Designer(s)Reiner Knizia
Publisher(s)Hans im Glück
Genre(s)Tabletop game
Players2–4
Setup time5 minutes
Playing time90 minutes
Random chanceLow
Skill(s) requiredStrategy

Tigris and Euphrates (German: Euphrat und Tigris) is a tabletop eurogame designed by Reiner Knizia and first published in 1997 by Hans im Glück. Before its publication, it was highly anticipated by German gamers hearing rumors of a "gamer's game" designed by Knizia. Tigris and Euphrates won first prize in the 1998 Deutscher Spielepreis. A card game version was released in 2005.

The game is set as a clash between neighboring dynasties at the dawn of civilization and is named after the rivers Tigris and Euphrates, in the region now called the Middle East. The rivers together formed natural borders for an area which harboured several grand ancient civilizations, including Sumer, Babylonia, and Assyria. The Greeks called this area Mesopotamia, which literally means "between the rivers".

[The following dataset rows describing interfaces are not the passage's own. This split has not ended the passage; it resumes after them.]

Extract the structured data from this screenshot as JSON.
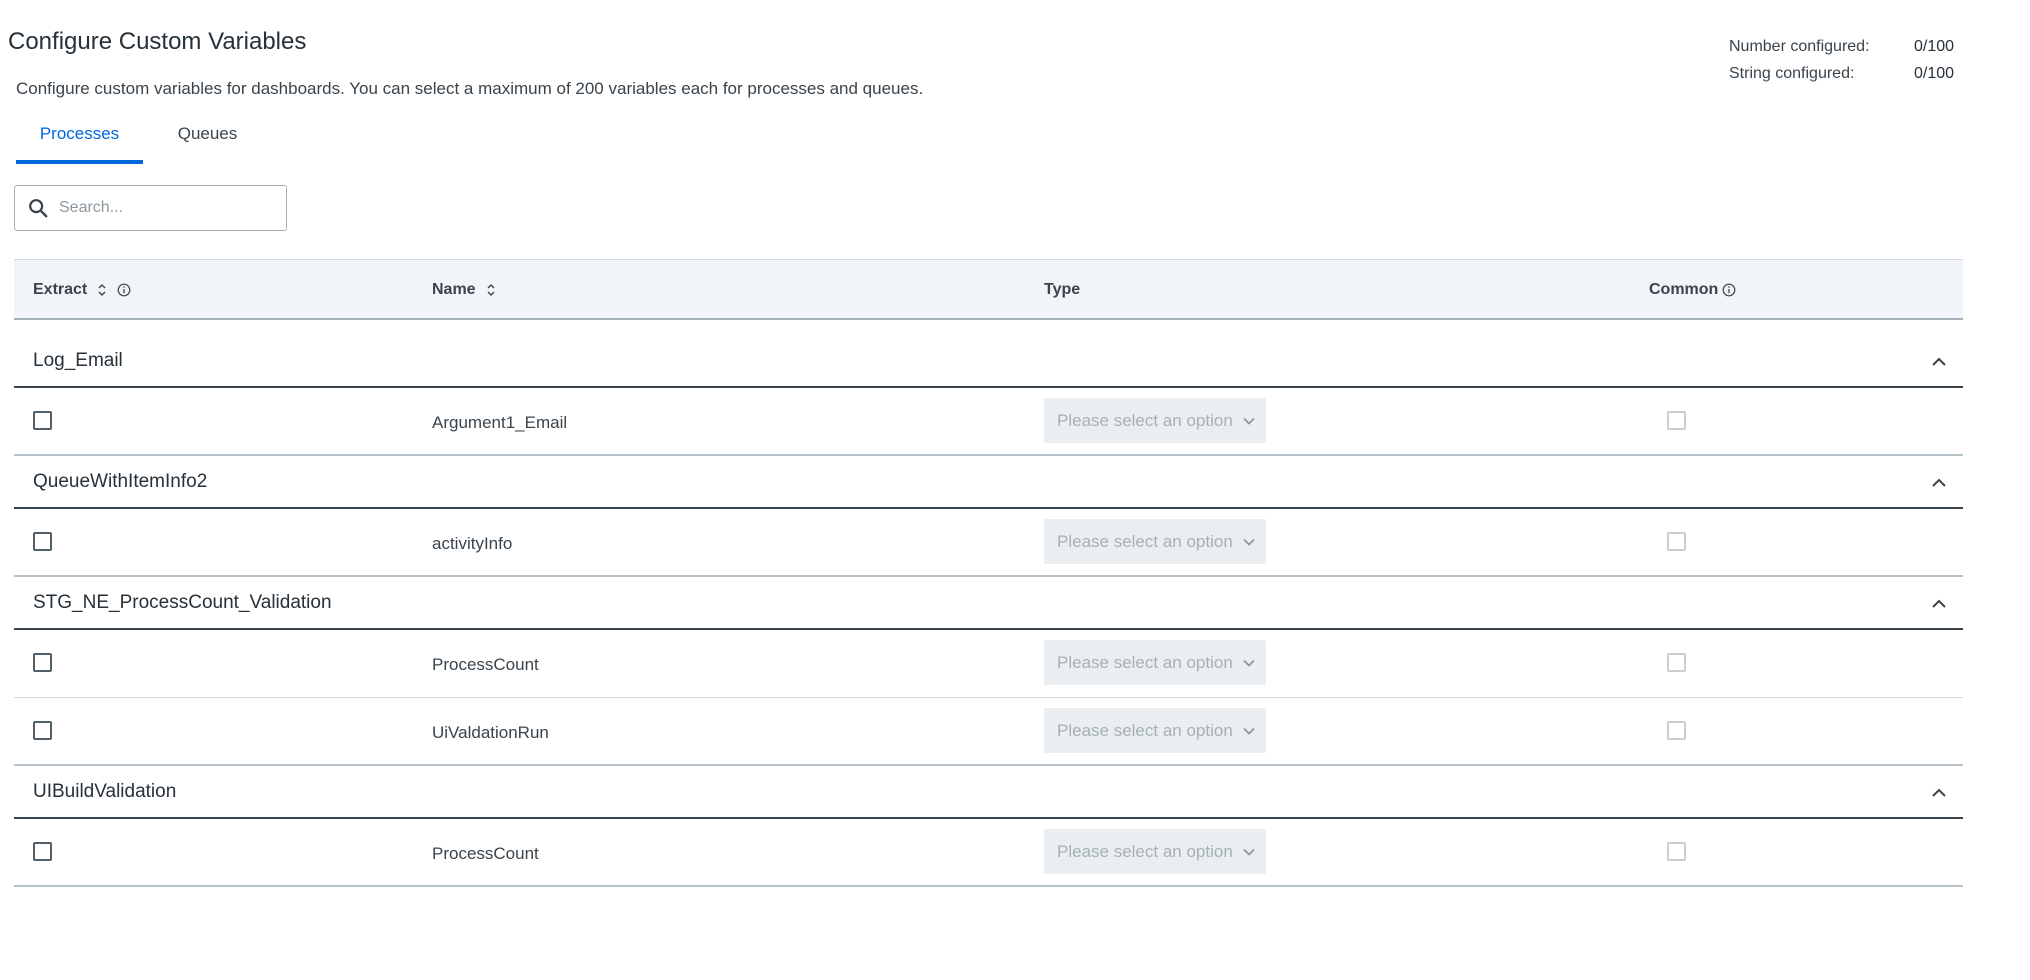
{
  "page": {
    "title": "Configure Custom Variables",
    "description": "Configure custom variables for dashboards. You can select a maximum of 200 variables each for processes and queues."
  },
  "stats": {
    "number_label": "Number configured:",
    "number_value": "0/100",
    "string_label": "String configured:",
    "string_value": "0/100"
  },
  "tabs": [
    {
      "label": "Processes",
      "active": true
    },
    {
      "label": "Queues",
      "active": false
    }
  ],
  "search": {
    "placeholder": "Search...",
    "value": ""
  },
  "table": {
    "columns": {
      "extract": "Extract",
      "name": "Name",
      "type": "Type",
      "common": "Common"
    },
    "type_placeholder": "Please select an option",
    "groups": [
      {
        "title": "Log_Email",
        "items": [
          {
            "name": "Argument1_Email",
            "extract": false,
            "common": false
          }
        ]
      },
      {
        "title": "QueueWithItemInfo2",
        "items": [
          {
            "name": "activityInfo",
            "extract": false,
            "common": false
          }
        ]
      },
      {
        "title": "STG_NE_ProcessCount_Validation",
        "items": [
          {
            "name": "ProcessCount",
            "extract": false,
            "common": false
          },
          {
            "name": "UiValdationRun",
            "extract": false,
            "common": false
          }
        ]
      },
      {
        "title": "UIBuildValidation",
        "items": [
          {
            "name": "ProcessCount",
            "extract": false,
            "common": false
          }
        ]
      }
    ]
  },
  "colors": {
    "accent": "#0067df",
    "text": "#273139",
    "header_bg": "#f1f4f8"
  },
  "icons": {
    "search": "search-icon",
    "sort": "sort-icon",
    "info": "info-icon",
    "collapse": "chevron-up-icon",
    "dropdown": "chevron-down-icon"
  }
}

Gameplay[edit]

The game can be played by two, three, or four people. Play offers both tactical and strategic objectives. As with many games, short-term objectives gain prominence when more players participate, as players have fewer chances to follow up on previous moves. Luck plays a role, as players draw tiles from a bag, but it is seldom decisive. Players may selectively discard and redraw their tiles at the cost of one "action point", of which each player has two per turn. The game does not use dice.

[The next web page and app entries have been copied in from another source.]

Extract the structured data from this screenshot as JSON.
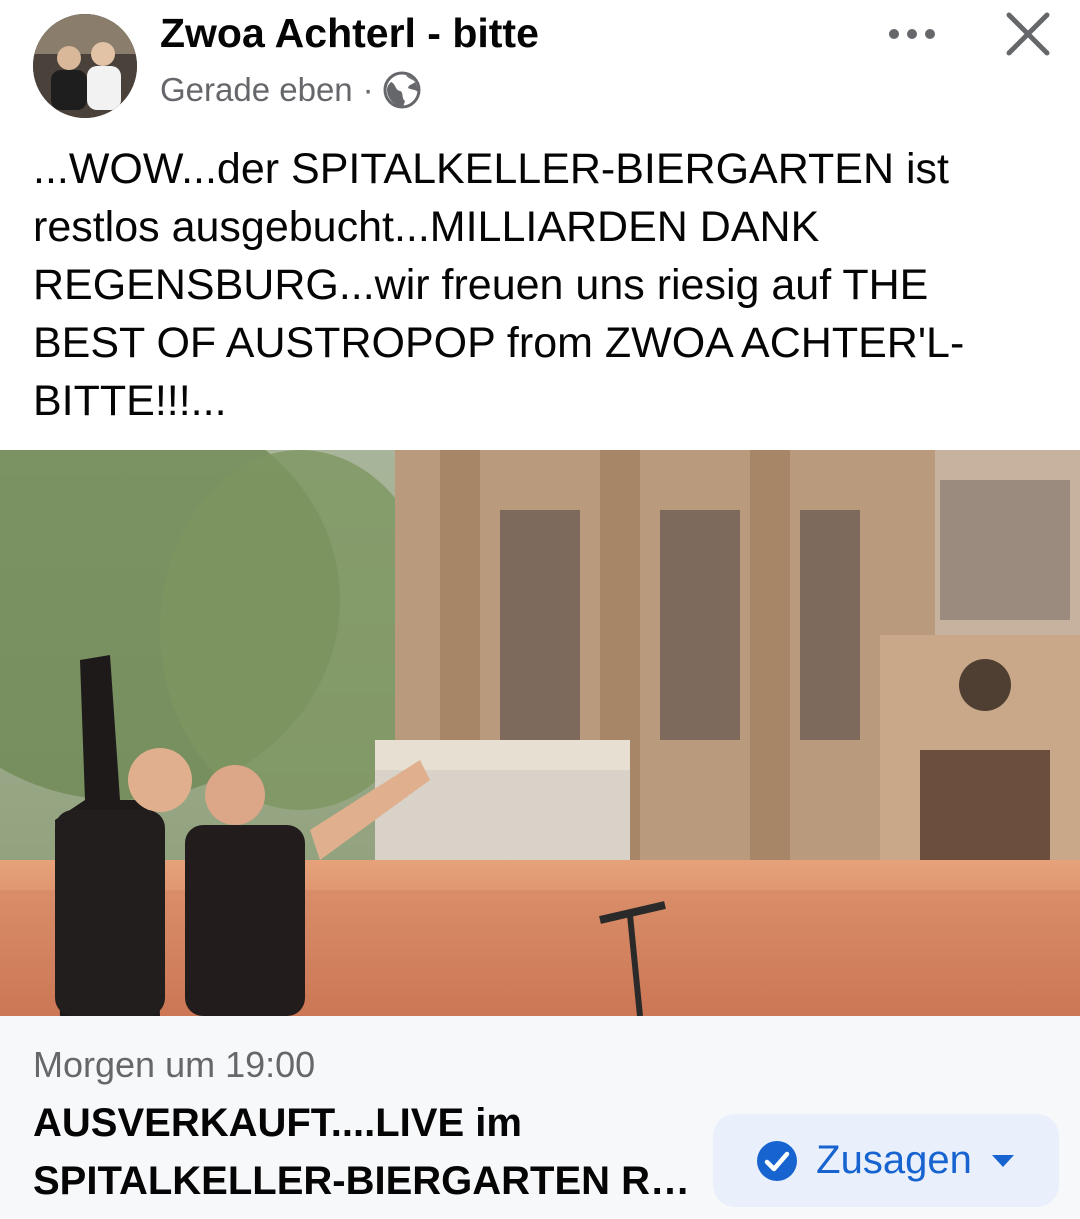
{
  "post": {
    "page_name": "Zwoa Achterl - bitte",
    "timestamp": "Gerade eben",
    "separator": "·",
    "audience_icon": "globe-icon",
    "more_icon": "more-horizontal-icon",
    "close_icon": "close-icon",
    "text": "...WOW...der SPITALKELLER-BIERGARTEN ist restlos ausgebucht...MILLIARDEN DANK REGENSBURG...wir freuen uns riesig auf THE BEST OF AUSTROPOP from ZWOA ACHTER'L-BITTE!!!..."
  },
  "event": {
    "time": "Morgen um 19:00",
    "title_line1": "AUSVERKAUFT....LIVE im",
    "title_line2": "SPITALKELLER-BIERGARTEN REG...",
    "going_button": {
      "label": "Zusagen",
      "icon": "checkmark-circle-icon",
      "dropdown_icon": "caret-down-icon"
    }
  },
  "colors": {
    "accent": "#1763cf",
    "button_bg": "#e9f0fc",
    "secondary_text": "#65676b",
    "card_bg": "#f7f8fa"
  }
}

The board is a map of the two rivers, marked with a square grid. There are four types of tiles with corresponding leaders: temples and priests (red), farms and farmers (blue), markets and merchants (green), and settlements and kings (black). The game starts with ten isolated temple tiles already placed on the board. Players play tiles and leaders onto the board, creating and expanding regions and kingdoms. Monuments may be built on the board when four tiles of the same color are played into a square pattern.

Two leaders of the same type cannot coexist in the same kingdom. Internal conflicts are caused by players adding a second leader of a type to a kingdom. External conflicts are caused by players playing tiles to merge two existing kingdoms.

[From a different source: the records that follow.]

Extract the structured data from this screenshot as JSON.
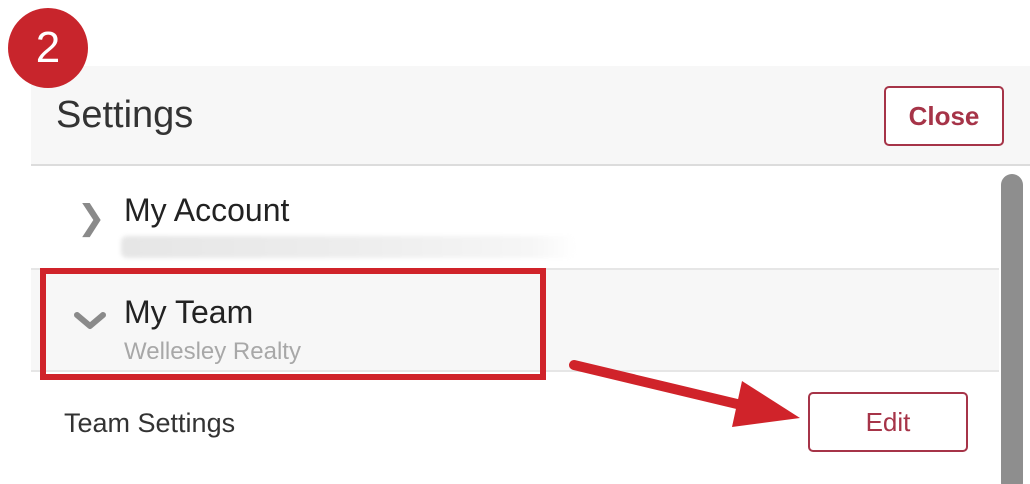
{
  "step_badge": "2",
  "header": {
    "title": "Settings",
    "close_label": "Close"
  },
  "sections": {
    "account": {
      "title": "My Account",
      "chevron_icon": "chevron-right-icon"
    },
    "team": {
      "title": "My Team",
      "subtitle": "Wellesley Realty",
      "chevron_icon": "chevron-down-icon"
    }
  },
  "team_settings": {
    "label": "Team Settings",
    "edit_label": "Edit"
  },
  "colors": {
    "accent": "#a63448",
    "annotation_red": "#d0232a",
    "header_bg": "#f7f7f7"
  }
}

During the game, players collect points in each of the four colors as a result of playing tiles, resolving conflicts and controlling monuments. After the final round each player sorts his or her points by color, including any "treasures" which they have acquired, which count as any color the player wishes. In order to limit specialization the player with the most points in their weakest category wins.

For example:

  • Alice has 6 black, 8 red, 12 green, and 12 blue points; thus has a score of 6.
  • Bob has 9 black, 10 red, 7 green, and 15 blue points; thus has a score of 7.
  • Charlie has 14 black, 14 red, 5 green, and 20 blue points; thus has a score of 5.

Players must balance their scoring and avoid overspecializing. Knizia later used this mechanism as the basis for Ingenious.

Reception[edit]

Thomas Lehmann comments: "If you are looking for a tactically rich, intense strategy game with lots of conflict (unusual in a German game), try Tigris & Euphrates and see why so many players consider this game Reiner Knizia's masterpiece."[1]

References[edit]

  1. ^ Lehmann, Tom (2007). "Tigris & Euphrates". In Lowder, James (ed.). Hobby Games: The 100 Best. Green Ronin Publishing. pp. 319–321. ISBN 978-1-932442-96-0.

External links[edit]